A Kentucky native, Hood attended West Point and graduated in 1853. He served in the frontier army until the outbreak of the Civil War. Hood resigned his commission and became a colonel commanding the 4th Texas Infantry. Hood’s unit was sent to the Army of Northern Virginia, and fought during the Peninsular Campaign of 1862. Hood, now a brigadier general, built a reputation as an aggressive field commander. He distinguished himself during the Seven Days Battles in June 1862, and was given command of a division. His counterattack at the Battle of Antietam in Maryland in September 1862 may have saved Robert E. Lee’s army from total destruction.

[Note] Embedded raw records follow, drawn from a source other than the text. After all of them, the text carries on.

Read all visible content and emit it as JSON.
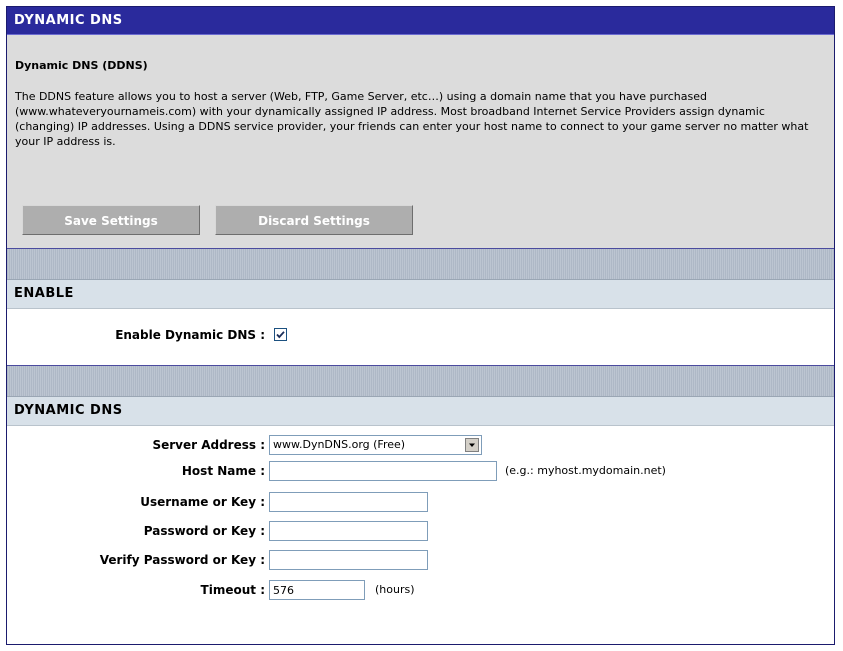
{
  "header": {
    "title": "DYNAMIC DNS"
  },
  "intro": {
    "title": "Dynamic DNS (DDNS)",
    "description": "The DDNS feature allows you to host a server (Web, FTP, Game Server, etc…) using a domain name that you have purchased (www.whateveryournameis.com) with your dynamically assigned IP address. Most broadband Internet Service Providers assign dynamic (changing) IP addresses. Using a DDNS service provider, your friends can enter your host name to connect to your game server no matter what your IP address is.",
    "save_label": "Save Settings",
    "discard_label": "Discard Settings"
  },
  "enable_section": {
    "title": "ENABLE",
    "enable_label": "Enable Dynamic DNS :",
    "enable_checked": true
  },
  "ddns_section": {
    "title": "DYNAMIC DNS",
    "server_label": "Server Address :",
    "server_value": "www.DynDNS.org (Free)",
    "host_label": "Host Name :",
    "host_value": "",
    "host_hint": "(e.g.: myhost.mydomain.net)",
    "username_label": "Username or Key :",
    "username_value": "",
    "password_label": "Password or Key :",
    "password_value": "",
    "verify_label": "Verify Password or Key :",
    "verify_value": "",
    "timeout_label": "Timeout :",
    "timeout_value": "576",
    "timeout_unit": "(hours)"
  }
}
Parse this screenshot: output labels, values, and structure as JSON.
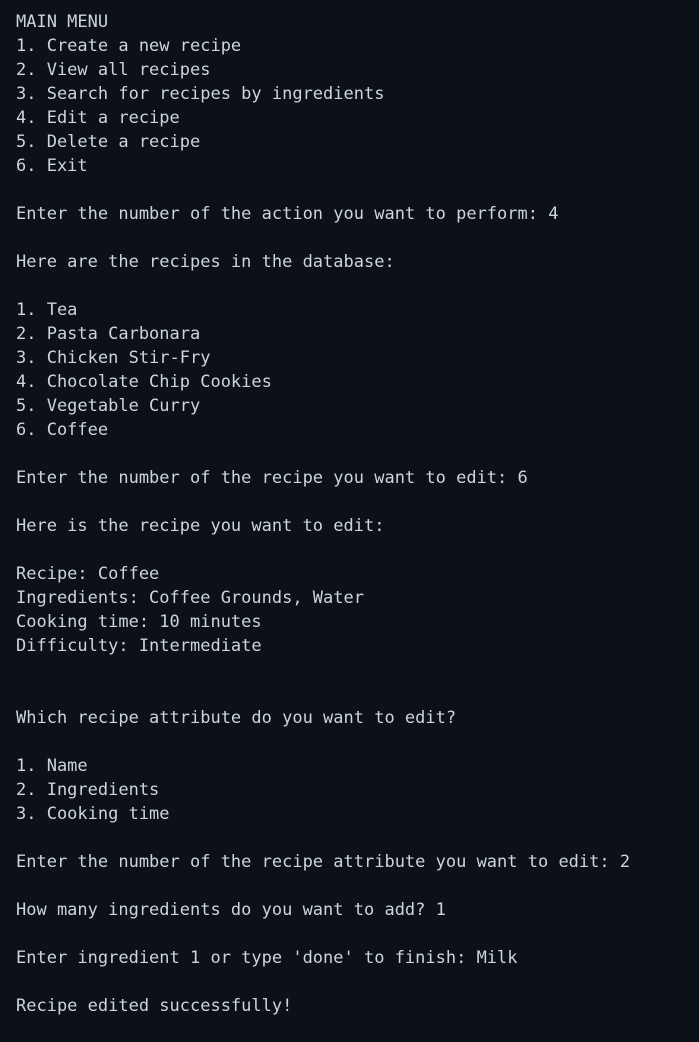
{
  "terminal": {
    "lines": [
      "MAIN MENU",
      "1. Create a new recipe",
      "2. View all recipes",
      "3. Search for recipes by ingredients",
      "4. Edit a recipe",
      "5. Delete a recipe",
      "6. Exit",
      "",
      "Enter the number of the action you want to perform: 4",
      "",
      "Here are the recipes in the database:",
      "",
      "1. Tea",
      "2. Pasta Carbonara",
      "3. Chicken Stir-Fry",
      "4. Chocolate Chip Cookies",
      "5. Vegetable Curry",
      "6. Coffee",
      "",
      "Enter the number of the recipe you want to edit: 6",
      "",
      "Here is the recipe you want to edit:",
      "",
      "Recipe: Coffee",
      "Ingredients: Coffee Grounds, Water",
      "Cooking time: 10 minutes",
      "Difficulty: Intermediate",
      "",
      "",
      "Which recipe attribute do you want to edit?",
      "",
      "1. Name",
      "2. Ingredients",
      "3. Cooking time",
      "",
      "Enter the number of the recipe attribute you want to edit: 2",
      "",
      "How many ingredients do you want to add? 1",
      "",
      "Enter ingredient 1 or type 'done' to finish: Milk",
      "",
      "Recipe edited successfully!"
    ]
  }
}
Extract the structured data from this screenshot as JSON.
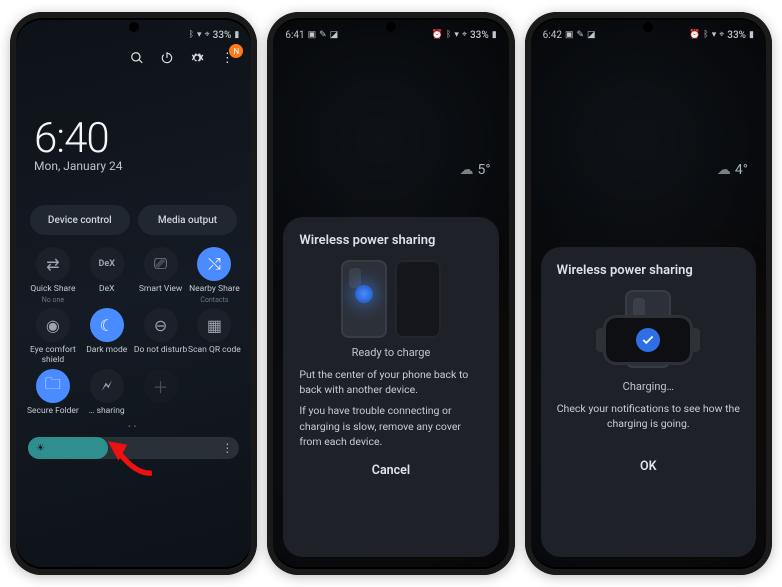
{
  "phone1": {
    "status": {
      "time": "",
      "icons": [
        "bluetooth",
        "wifi",
        "location",
        "vibrate"
      ],
      "battery": "33%"
    },
    "header_icons": [
      "search",
      "power",
      "settings",
      "notif-badge"
    ],
    "clock": {
      "time": "6:40",
      "date": "Mon, January 24"
    },
    "chips": [
      "Device control",
      "Media output"
    ],
    "tiles": [
      {
        "label": "Quick Share",
        "sub": "No one",
        "on": false,
        "icon": "share"
      },
      {
        "label": "DeX",
        "sub": "",
        "on": false,
        "icon": "dex"
      },
      {
        "label": "Smart View",
        "sub": "",
        "on": false,
        "icon": "cast"
      },
      {
        "label": "Nearby Share",
        "sub": "Contacts",
        "on": true,
        "icon": "nearby"
      },
      {
        "label": "Eye comfort shield",
        "sub": "",
        "on": false,
        "icon": "eye"
      },
      {
        "label": "Dark mode",
        "sub": "",
        "on": true,
        "icon": "moon"
      },
      {
        "label": "Do not disturb",
        "sub": "",
        "on": false,
        "icon": "dnd"
      },
      {
        "label": "Scan QR code",
        "sub": "",
        "on": false,
        "icon": "qr"
      },
      {
        "label": "Secure Folder",
        "sub": "",
        "on": true,
        "icon": "folder"
      },
      {
        "label": "… sharing",
        "sub": "",
        "on": false,
        "icon": "battery-share"
      },
      {
        "label": "",
        "sub": "",
        "on": false,
        "icon": "plus"
      }
    ],
    "brightness_pct": 38
  },
  "phone2": {
    "status": {
      "time": "6:41",
      "icons": [
        "img",
        "check",
        "sim",
        "bluetooth",
        "wifi",
        "vibrate",
        "location"
      ],
      "battery": "33%"
    },
    "weather": {
      "icon": "cloud",
      "temp": "5°"
    },
    "sheet": {
      "title": "Wireless power sharing",
      "status": "Ready to charge",
      "body1": "Put the center of your phone back to back with another device.",
      "body2": "If you have trouble connecting or charging is slow, remove any cover from each device.",
      "button": "Cancel"
    }
  },
  "phone3": {
    "status": {
      "time": "6:42",
      "icons": [
        "img",
        "check",
        "sim",
        "bluetooth",
        "wifi",
        "vibrate",
        "location"
      ],
      "battery": "33%"
    },
    "weather": {
      "icon": "cloud",
      "temp": "4°"
    },
    "sheet": {
      "title": "Wireless power sharing",
      "status": "Charging…",
      "body": "Check your notifications to see how the charging is going.",
      "button": "OK"
    }
  }
}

Today in History
Deadliest earthquake in history rocks China
On this day in 1556, an earthquake in Shaanxi, China, kills an estimated 830,000 people. Counting casualties is often imprecise after large-scale disasters, especially prior to the 20th century, but this disaster is still considered the deadliest of all time.
The quake struck in late evening, with aftershocks continuing through the following morning. Later scientific investigation revealed that the magnitude of the quake was approximately 8.0 to 8.3, which isn’t close to the strongest tremor on record. However, the quake struck in the middle of a densely populated area with poorly constructed buildings and homes, resulting in a horrific death tol
Today in History
Singer, actor, athlete, activist Paul Robeson dies
The singer, actor, athlete and activist Paul Robeson dies at the age of 79 on January 23, 1976.
Robeson’s physical strength, size and grace made him one of the elite sports figures of his generation, but his stature in other fields—music, theater, politics, human rights— eventually overshadowed his athletic greatness. On stage and screen, his unique voice earned him universal artistic acclaim, but when he raised it in support of Civil Rights and social justice, his voice often aroused violent controversy.